One of the founders of ARM, Hermann Hauser, said he and many others were concerned that the UK would lose jobs and influence and argued ARM's business model would be compromised. He stated, "Surrendering UK's most powerful trade weapon to the US is making Britain a US vassal state," Hauser wrote in the open letter, which was published yesterday.
He called on Boris Johnson to force Nvidia to sign legally-binding terms agreeing to preserve UK jobs, maintain ARM's market neutrality, and secure exemptions from US rules that would ban ARM from dealing with China. If the UK government can't secure these commitments, Hauser said it should support an IPO of ARM on the London Stock Exchange. I think NVDA has opened a nasty can of worms. Of course, if NVDA does crater, you will hear me shouting from the rooftops to buy, buy, buy.
I started a position in Vroom (VRM) like I said I would. I bought a bunch of SPACs which I'm not ready to reveal right now. SPACs have just become so nuts that I need to write a piece just to talk about them. I'm building a position in Rocket Mortgage (RKT), more on that tomorrow. Also like I said I'm creating a speculative position in GILD in addition to my investment. I also rolled my DraftKings (DKNG) calls up and out to February liberating some premium and then spreading them once again to hopefully generate further revenue by Oct. 2.
This article was written by
Disclosure: I am/we are long VRM. I wrote this article myself, and it expresses my own opinions.

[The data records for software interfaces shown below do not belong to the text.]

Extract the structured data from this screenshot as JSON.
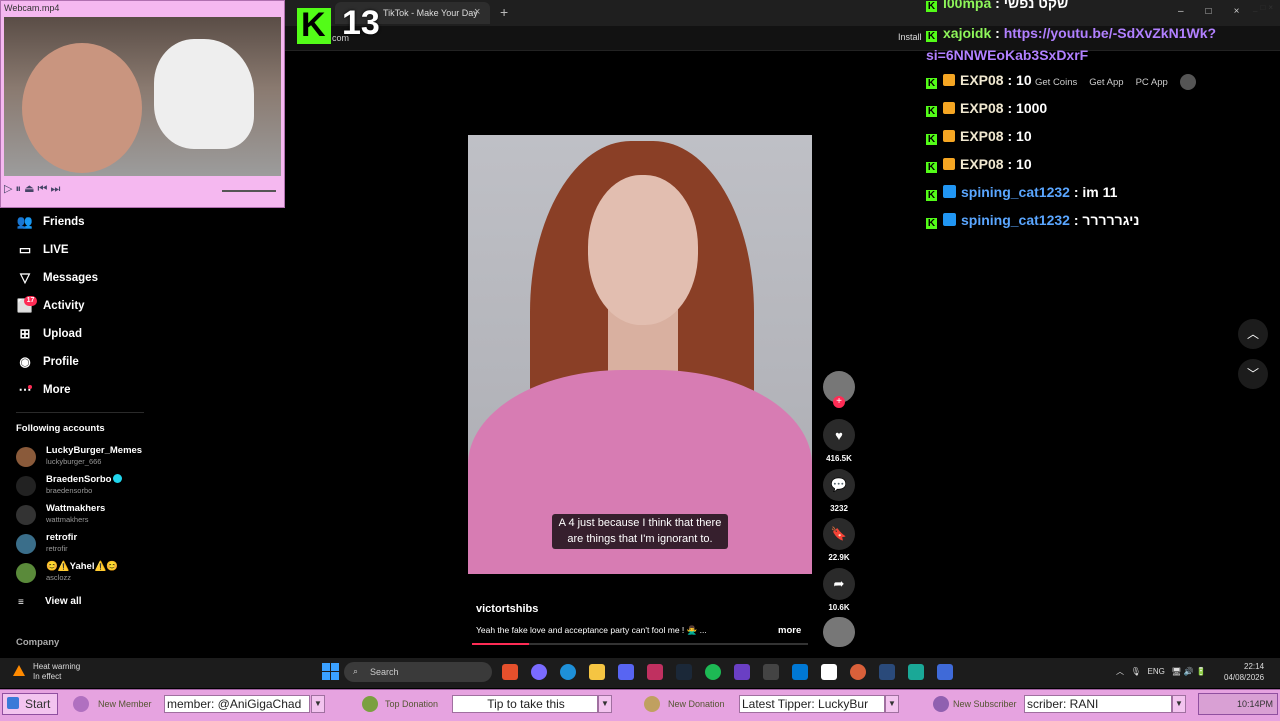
{
  "browser": {
    "tab_title": "TikTok - Make Your Day",
    "tab_close": "×",
    "new_tab": "+",
    "url_suffix": "com",
    "install": "Install"
  },
  "overlay": {
    "viewer_count": "13"
  },
  "webcam": {
    "title": "Webcam.mp4",
    "buttons": "_□×",
    "controls": "▷ ⏸ ⏏ ⏮ ⏭"
  },
  "sidebar": {
    "items": [
      {
        "label": "Friends",
        "icon": "friends-icon"
      },
      {
        "label": "LIVE",
        "icon": "live-icon"
      },
      {
        "label": "Messages",
        "icon": "messages-icon"
      },
      {
        "label": "Activity",
        "icon": "activity-icon"
      },
      {
        "label": "Upload",
        "icon": "upload-icon"
      },
      {
        "label": "Profile",
        "icon": "profile-icon"
      },
      {
        "label": "More",
        "icon": "more-icon"
      }
    ],
    "activity_badge": "17",
    "following_title": "Following accounts",
    "accounts": [
      {
        "name": "LuckyBurger_Memes",
        "handle": "luckyburger_666"
      },
      {
        "name": "BraedenSorbo",
        "handle": "braedensorbo"
      },
      {
        "name": "Wattmakhers",
        "handle": "wattmakhers"
      },
      {
        "name": "retrofir",
        "handle": "retrofir"
      },
      {
        "name": "😊⚠️Yahel⚠️😊",
        "handle": "asclozz"
      }
    ],
    "view_all": "View all",
    "company": "Company"
  },
  "video": {
    "caption": "A 4 just because I think that there are things that I'm ignorant to.",
    "author": "victortshibs",
    "description": "Yeah the fake love and acceptance party can't fool me ! 🙅‍♂️ ...",
    "more": "more",
    "progress": 0.17,
    "likes": "416.5K",
    "comments": "3232",
    "saves": "22.9K",
    "shares": "10.6K"
  },
  "tiktok_bar": {
    "get_coins": "Get Coins",
    "get_app": "Get App",
    "pc_app": "PC App"
  },
  "chat": [
    {
      "user": "l00mpa",
      "message": "שקט נפשי",
      "style": "green"
    },
    {
      "user": "xajoidk",
      "message": "https://youtu.be/-SdXvZkN1Wk?si=6NNWEoKab3SxDxrF",
      "style": "green-link"
    },
    {
      "user": "EXP08",
      "message": "10",
      "style": "exp"
    },
    {
      "user": "EXP08",
      "message": "1000",
      "style": "exp"
    },
    {
      "user": "EXP08",
      "message": "10",
      "style": "exp"
    },
    {
      "user": "EXP08",
      "message": "10",
      "style": "exp"
    },
    {
      "user": "spining_cat1232",
      "message": "im 11",
      "style": "blue"
    },
    {
      "user": "spining_cat1232",
      "message": "ניגררררר",
      "style": "blue"
    }
  ],
  "taskbar": {
    "heat_title": "Heat warning",
    "heat_sub": "In effect",
    "search": "Search",
    "lang": "ENG",
    "time": "22:14",
    "date": "04/08/2026"
  },
  "alerts": {
    "start": "Start",
    "new_member_label": "New Member",
    "new_member_value": "member: @AniGigaChad",
    "top_donation_label": "Top Donation",
    "top_donation_value": "Tip to take this",
    "new_donation_label": "New Donation",
    "new_donation_value": "Latest Tipper: LuckyBur",
    "new_subscriber_label": "New Subscriber",
    "new_subscriber_value": "scriber: RANI",
    "clock": "10:14PM"
  },
  "colors": {
    "accent_red": "#fe2c55",
    "kick_green": "#53fc18",
    "alert_pink": "#e6a3e0"
  }
}
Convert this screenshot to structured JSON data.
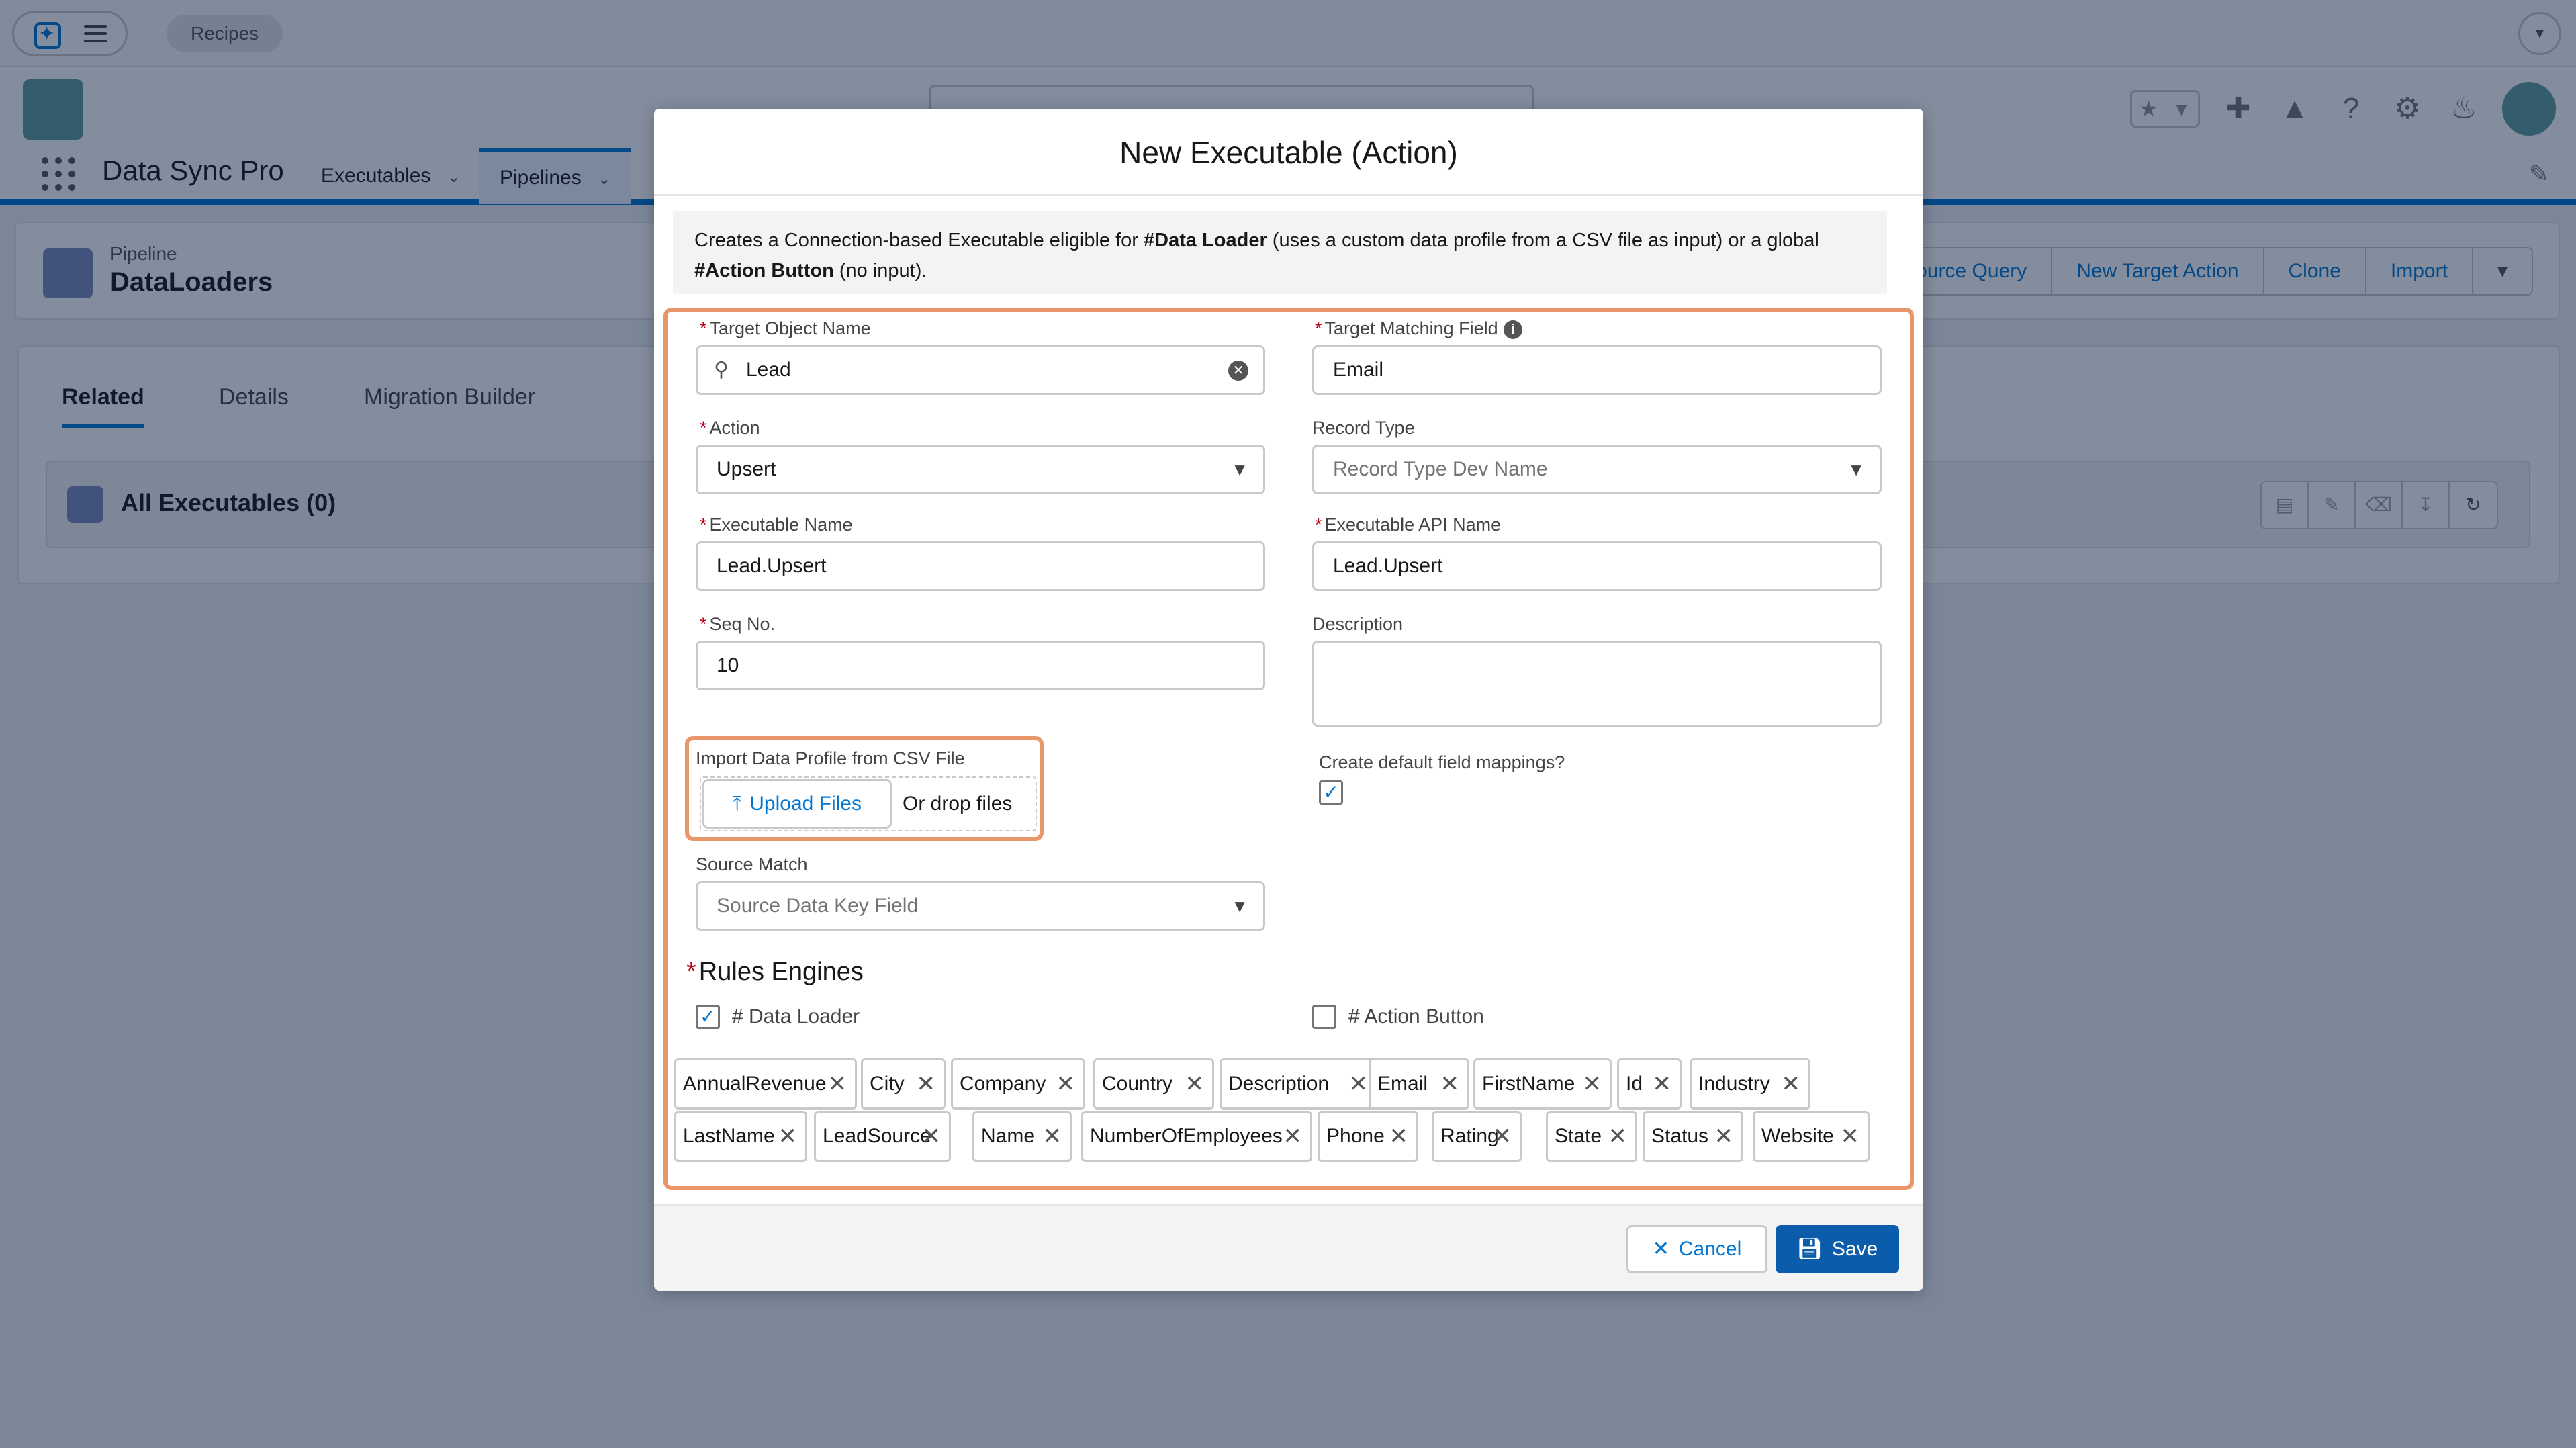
{
  "topbar": {
    "recipes_label": "Recipes"
  },
  "nav": {
    "app_name": "Data Sync Pro",
    "items": [
      {
        "label": "Executables"
      },
      {
        "label": "Pipelines"
      }
    ]
  },
  "page_header": {
    "object_label": "Pipeline",
    "record_name": "DataLoaders",
    "buttons": [
      "Source Query",
      "New Target Action",
      "Clone",
      "Import"
    ]
  },
  "related": {
    "tabs": [
      "Related",
      "Details",
      "Migration Builder"
    ],
    "card_title": "All Executables (0)"
  },
  "modal": {
    "title": "New Executable (Action)",
    "info": {
      "part1": "Creates a Connection-based Executable eligible for ",
      "bold1": "#Data Loader",
      "part2": " (uses a custom data profile from a CSV file as input) or a global ",
      "bold2": "#Action Button",
      "part3": " (no input)."
    },
    "fields": {
      "target_object": {
        "label": "Target Object Name",
        "value": "Lead"
      },
      "target_matching": {
        "label": "Target Matching Field",
        "value": "Email"
      },
      "action": {
        "label": "Action",
        "value": "Upsert"
      },
      "record_type": {
        "label": "Record Type",
        "placeholder": "Record Type Dev Name"
      },
      "executable_name": {
        "label": "Executable Name",
        "value": "Lead.Upsert"
      },
      "executable_api_name": {
        "label": "Executable API Name",
        "value": "Lead.Upsert"
      },
      "seq_no": {
        "label": "Seq No.",
        "value": "10"
      },
      "description": {
        "label": "Description",
        "value": ""
      },
      "import_profile": {
        "label": "Import Data Profile from CSV File",
        "upload_label": "Upload Files",
        "drop_label": "Or drop files"
      },
      "default_mappings": {
        "label": "Create default field mappings?",
        "checked": true
      },
      "source_match": {
        "label": "Source Match",
        "placeholder": "Source Data Key Field"
      }
    },
    "rules_engines": {
      "title": "Rules Engines",
      "data_loader": {
        "label": "# Data Loader",
        "checked": true
      },
      "action_button": {
        "label": "# Action Button",
        "checked": false
      }
    },
    "field_pills": [
      "AnnualRevenue",
      "City",
      "Company",
      "Country",
      "Description",
      "Email",
      "FirstName",
      "Id",
      "Industry",
      "LastName",
      "LeadSource",
      "Name",
      "NumberOfEmployees",
      "Phone",
      "Rating",
      "State",
      "Status",
      "Website"
    ],
    "footer": {
      "cancel_label": "Cancel",
      "save_label": "Save"
    }
  },
  "colors": {
    "brand": "#0176d3",
    "save": "#0b5cab",
    "highlight": "#e8966a",
    "required": "#ba0517"
  }
}
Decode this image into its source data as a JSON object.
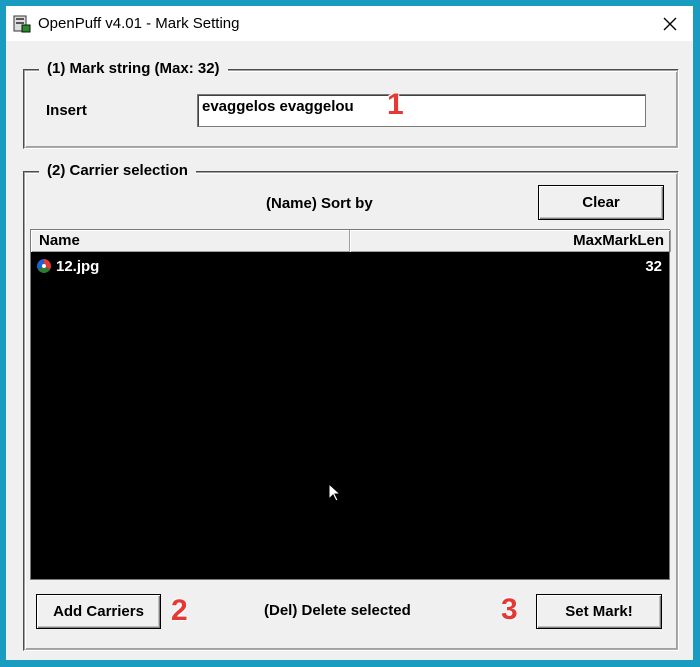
{
  "window": {
    "title": "OpenPuff v4.01 - Mark Setting"
  },
  "mark_group": {
    "legend": "(1)  Mark string (Max: 32)",
    "insert_label": "Insert",
    "insert_value": "evaggelos evaggelou"
  },
  "carrier_group": {
    "legend": "(2)  Carrier selection",
    "sort_label": "(Name) Sort by",
    "clear_button": "Clear",
    "columns": [
      "Name",
      "MaxMarkLen"
    ],
    "rows": [
      {
        "name": "12.jpg",
        "max_mark_len": "32",
        "icon": "image-file-icon"
      }
    ]
  },
  "footer": {
    "add_carriers_button": "Add Carriers",
    "delete_hint": "(Del) Delete selected",
    "set_mark_button": "Set Mark!"
  },
  "annotations": [
    "1",
    "2",
    "3"
  ],
  "colors": {
    "desktop_bg": "#1a9bc0",
    "window_bg": "#f0f0f0",
    "list_bg": "#000000",
    "annotation": "#e53935"
  }
}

I am not receiving compensation for it (other than from Seeking Alpha). I have no business relationship with any company whose stock is mentioned in this article.
Additional disclosure: I started a position in VRM, RKT, and GILD. I also rolled my DKNG position up and out to February and re-spread with short calls and an Oct 2 expiry